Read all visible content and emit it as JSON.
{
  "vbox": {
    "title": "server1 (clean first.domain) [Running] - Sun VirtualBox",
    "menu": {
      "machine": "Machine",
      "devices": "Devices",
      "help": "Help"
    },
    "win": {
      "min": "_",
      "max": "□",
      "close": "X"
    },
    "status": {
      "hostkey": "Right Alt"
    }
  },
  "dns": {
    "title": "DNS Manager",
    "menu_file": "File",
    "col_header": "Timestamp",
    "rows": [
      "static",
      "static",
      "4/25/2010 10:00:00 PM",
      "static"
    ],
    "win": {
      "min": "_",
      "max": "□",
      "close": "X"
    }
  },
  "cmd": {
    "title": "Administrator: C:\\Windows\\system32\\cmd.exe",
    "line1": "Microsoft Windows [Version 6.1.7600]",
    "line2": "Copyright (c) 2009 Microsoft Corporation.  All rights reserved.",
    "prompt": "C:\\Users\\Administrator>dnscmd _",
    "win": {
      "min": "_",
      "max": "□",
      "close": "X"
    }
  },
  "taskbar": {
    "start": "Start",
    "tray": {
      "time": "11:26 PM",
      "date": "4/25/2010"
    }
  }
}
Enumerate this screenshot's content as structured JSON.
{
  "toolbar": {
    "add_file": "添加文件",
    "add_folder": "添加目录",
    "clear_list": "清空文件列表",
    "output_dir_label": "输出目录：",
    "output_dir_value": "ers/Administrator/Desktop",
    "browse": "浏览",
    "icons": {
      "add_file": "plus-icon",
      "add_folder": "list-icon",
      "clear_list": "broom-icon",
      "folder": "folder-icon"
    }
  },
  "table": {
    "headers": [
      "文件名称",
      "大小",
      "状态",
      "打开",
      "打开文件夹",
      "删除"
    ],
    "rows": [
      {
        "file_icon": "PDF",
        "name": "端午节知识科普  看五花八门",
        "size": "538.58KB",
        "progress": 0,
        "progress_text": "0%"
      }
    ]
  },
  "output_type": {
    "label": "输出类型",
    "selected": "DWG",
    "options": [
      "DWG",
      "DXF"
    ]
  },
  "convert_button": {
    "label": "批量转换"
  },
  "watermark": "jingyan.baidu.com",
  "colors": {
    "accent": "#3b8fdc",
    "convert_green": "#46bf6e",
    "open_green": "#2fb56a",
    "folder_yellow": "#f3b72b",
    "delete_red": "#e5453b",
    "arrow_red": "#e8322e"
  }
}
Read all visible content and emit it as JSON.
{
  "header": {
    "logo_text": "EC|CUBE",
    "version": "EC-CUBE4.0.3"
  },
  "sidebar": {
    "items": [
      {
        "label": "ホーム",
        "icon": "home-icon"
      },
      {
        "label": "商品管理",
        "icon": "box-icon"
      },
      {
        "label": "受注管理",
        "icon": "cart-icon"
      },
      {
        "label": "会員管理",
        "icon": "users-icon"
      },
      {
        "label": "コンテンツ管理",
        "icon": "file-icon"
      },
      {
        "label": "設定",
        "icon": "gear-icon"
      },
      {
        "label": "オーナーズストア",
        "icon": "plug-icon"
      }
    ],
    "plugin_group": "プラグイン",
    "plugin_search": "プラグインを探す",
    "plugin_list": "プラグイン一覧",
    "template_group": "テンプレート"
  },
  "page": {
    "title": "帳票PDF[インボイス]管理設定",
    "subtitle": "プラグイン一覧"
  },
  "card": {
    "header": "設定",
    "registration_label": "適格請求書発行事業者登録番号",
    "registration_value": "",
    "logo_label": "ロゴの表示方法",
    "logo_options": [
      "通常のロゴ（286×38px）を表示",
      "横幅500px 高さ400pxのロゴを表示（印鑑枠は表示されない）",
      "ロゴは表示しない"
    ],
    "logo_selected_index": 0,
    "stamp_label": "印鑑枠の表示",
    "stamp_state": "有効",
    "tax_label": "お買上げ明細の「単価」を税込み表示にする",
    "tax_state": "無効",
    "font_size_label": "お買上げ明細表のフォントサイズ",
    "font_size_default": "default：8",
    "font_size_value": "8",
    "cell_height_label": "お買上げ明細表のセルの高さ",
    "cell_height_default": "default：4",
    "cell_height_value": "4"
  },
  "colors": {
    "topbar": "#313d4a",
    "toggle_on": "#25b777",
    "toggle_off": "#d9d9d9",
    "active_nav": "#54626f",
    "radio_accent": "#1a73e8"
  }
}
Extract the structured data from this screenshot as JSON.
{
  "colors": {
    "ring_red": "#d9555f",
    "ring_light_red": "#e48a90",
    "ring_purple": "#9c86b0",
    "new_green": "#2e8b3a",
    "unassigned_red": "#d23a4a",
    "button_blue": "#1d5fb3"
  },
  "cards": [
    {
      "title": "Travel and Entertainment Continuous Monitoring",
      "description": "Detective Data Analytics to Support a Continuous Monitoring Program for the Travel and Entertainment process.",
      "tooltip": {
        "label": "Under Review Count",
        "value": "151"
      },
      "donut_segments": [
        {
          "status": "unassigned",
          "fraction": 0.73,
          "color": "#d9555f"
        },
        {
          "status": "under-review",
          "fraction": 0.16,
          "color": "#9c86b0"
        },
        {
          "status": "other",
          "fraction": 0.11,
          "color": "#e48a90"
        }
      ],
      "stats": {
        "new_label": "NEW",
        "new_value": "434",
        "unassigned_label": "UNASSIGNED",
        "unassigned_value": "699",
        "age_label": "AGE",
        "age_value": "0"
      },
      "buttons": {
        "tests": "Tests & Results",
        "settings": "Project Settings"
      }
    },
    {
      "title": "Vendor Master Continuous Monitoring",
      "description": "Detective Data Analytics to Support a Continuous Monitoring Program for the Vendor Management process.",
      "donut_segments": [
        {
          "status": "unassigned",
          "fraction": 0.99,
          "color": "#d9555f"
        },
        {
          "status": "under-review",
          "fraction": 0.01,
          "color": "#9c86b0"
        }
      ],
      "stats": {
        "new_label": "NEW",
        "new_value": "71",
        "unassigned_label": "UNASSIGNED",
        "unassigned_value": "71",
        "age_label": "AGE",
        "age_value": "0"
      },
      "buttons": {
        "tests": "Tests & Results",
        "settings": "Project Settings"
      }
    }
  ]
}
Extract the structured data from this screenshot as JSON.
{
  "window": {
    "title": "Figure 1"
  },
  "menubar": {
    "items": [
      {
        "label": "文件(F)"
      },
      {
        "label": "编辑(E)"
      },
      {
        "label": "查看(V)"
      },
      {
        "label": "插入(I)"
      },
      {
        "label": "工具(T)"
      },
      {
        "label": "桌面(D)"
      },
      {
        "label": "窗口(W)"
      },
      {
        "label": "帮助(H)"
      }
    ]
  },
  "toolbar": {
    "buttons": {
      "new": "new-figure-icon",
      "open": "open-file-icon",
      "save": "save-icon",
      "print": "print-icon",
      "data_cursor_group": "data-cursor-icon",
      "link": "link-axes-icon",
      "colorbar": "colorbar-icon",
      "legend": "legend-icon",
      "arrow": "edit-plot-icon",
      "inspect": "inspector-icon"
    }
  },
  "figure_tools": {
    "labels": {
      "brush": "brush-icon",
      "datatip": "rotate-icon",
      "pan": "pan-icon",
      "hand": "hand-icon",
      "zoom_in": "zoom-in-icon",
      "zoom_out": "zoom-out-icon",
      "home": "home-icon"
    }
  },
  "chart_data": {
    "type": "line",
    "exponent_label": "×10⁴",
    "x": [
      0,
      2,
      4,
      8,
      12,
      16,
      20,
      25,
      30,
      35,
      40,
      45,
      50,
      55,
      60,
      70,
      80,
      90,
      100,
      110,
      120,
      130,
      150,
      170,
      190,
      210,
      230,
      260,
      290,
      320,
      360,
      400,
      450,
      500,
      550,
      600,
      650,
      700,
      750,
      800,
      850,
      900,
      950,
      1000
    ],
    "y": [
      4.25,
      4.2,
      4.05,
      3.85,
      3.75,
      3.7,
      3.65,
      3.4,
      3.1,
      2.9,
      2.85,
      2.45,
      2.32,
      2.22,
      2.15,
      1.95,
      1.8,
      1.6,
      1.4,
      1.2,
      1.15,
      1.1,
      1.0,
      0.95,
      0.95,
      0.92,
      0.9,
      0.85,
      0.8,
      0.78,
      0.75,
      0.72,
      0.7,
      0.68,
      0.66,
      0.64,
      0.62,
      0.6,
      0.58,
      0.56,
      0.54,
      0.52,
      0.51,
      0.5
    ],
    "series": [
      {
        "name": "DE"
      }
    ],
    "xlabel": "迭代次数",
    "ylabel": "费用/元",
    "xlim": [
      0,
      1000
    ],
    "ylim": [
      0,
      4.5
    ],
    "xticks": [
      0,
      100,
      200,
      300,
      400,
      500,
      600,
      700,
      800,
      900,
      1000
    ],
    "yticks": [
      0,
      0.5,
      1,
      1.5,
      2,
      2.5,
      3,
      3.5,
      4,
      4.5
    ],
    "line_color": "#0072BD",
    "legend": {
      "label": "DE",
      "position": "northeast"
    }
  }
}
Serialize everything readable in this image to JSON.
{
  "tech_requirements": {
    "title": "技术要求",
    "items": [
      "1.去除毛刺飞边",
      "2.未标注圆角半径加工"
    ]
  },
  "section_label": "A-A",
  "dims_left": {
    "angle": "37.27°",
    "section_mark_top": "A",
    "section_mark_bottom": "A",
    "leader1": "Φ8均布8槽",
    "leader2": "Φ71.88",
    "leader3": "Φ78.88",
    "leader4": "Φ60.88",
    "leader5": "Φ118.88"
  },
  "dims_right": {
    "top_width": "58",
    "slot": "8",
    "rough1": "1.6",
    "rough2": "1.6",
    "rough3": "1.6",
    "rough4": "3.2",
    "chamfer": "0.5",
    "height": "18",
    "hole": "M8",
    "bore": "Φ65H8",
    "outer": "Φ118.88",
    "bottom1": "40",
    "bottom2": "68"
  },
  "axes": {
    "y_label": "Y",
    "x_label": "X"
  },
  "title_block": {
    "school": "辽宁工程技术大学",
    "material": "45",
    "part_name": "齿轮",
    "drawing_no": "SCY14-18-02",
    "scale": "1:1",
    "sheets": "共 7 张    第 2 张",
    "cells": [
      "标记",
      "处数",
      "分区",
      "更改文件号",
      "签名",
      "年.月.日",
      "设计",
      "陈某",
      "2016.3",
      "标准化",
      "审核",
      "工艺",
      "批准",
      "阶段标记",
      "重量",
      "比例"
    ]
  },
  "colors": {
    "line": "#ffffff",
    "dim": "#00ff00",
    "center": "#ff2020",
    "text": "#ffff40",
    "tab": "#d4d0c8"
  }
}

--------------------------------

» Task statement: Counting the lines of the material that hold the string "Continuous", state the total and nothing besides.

» Solution: 4